**AIM OF THE EXERCISE:**
When you retype the data, keep every line exactly as it appears.

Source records
○ ○ ○ ○ ○ ○ ○
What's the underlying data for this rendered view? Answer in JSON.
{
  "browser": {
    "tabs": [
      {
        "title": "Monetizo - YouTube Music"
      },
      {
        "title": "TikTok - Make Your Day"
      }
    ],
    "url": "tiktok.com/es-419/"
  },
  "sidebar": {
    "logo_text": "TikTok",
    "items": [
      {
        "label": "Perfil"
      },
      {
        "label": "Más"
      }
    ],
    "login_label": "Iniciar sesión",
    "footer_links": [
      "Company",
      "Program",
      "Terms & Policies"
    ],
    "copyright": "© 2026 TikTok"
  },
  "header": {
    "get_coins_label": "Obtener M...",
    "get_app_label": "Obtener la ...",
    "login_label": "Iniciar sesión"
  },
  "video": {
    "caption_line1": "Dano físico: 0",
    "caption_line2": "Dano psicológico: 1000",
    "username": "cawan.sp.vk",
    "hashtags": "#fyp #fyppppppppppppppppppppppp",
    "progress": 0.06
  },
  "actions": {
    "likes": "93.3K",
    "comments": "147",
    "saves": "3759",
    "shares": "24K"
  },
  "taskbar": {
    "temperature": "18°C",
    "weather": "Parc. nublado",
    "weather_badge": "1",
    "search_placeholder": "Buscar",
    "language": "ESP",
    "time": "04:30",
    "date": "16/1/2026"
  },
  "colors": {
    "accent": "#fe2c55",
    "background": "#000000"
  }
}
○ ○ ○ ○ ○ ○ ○
**RESPONSE BELOW:**
What's the underlying data for this rendered view? Answer in JSON.
{
  "browser": {
    "tabs": [
      {
        "title": "Monetizo - YouTube Music"
      },
      {
        "title": "TikTok - Make Your Day"
      }
    ],
    "url": "tiktok.com/es-419/"
  },
  "sidebar": {
    "logo_text": "TikTok",
    "items": [
      {
        "label": "Perfil"
      },
      {
        "label": "Más"
      }
    ],
    "login_label": "Iniciar sesión",
    "footer_links": [
      "Company",
      "Program",
      "Terms & Policies"
    ],
    "copyright": "© 2026 TikTok"
  },
  "header": {
    "get_coins_label": "Obtener M...",
    "get_app_label": "Obtener la ...",
    "login_label": "Iniciar sesión"
  },
  "video": {
    "caption_line1": "Dano físico: 0",
    "caption_line2": "Dano psicológico: 1000",
    "username": "cawan.sp.vk",
    "hashtags": "#fyp #fyppppppppppppppppppppppp",
    "progress": 0.06
  },
  "actions": {
    "likes": "93.3K",
    "comments": "147",
    "saves": "3759",
    "shares": "24K"
  },
  "taskbar": {
    "temperature": "18°C",
    "weather": "Parc. nublado",
    "weather_badge": "1",
    "search_placeholder": "Buscar",
    "language": "ESP",
    "time": "04:30",
    "date": "16/1/2026"
  },
  "colors": {
    "accent": "#fe2c55",
    "background": "#000000"
  }
}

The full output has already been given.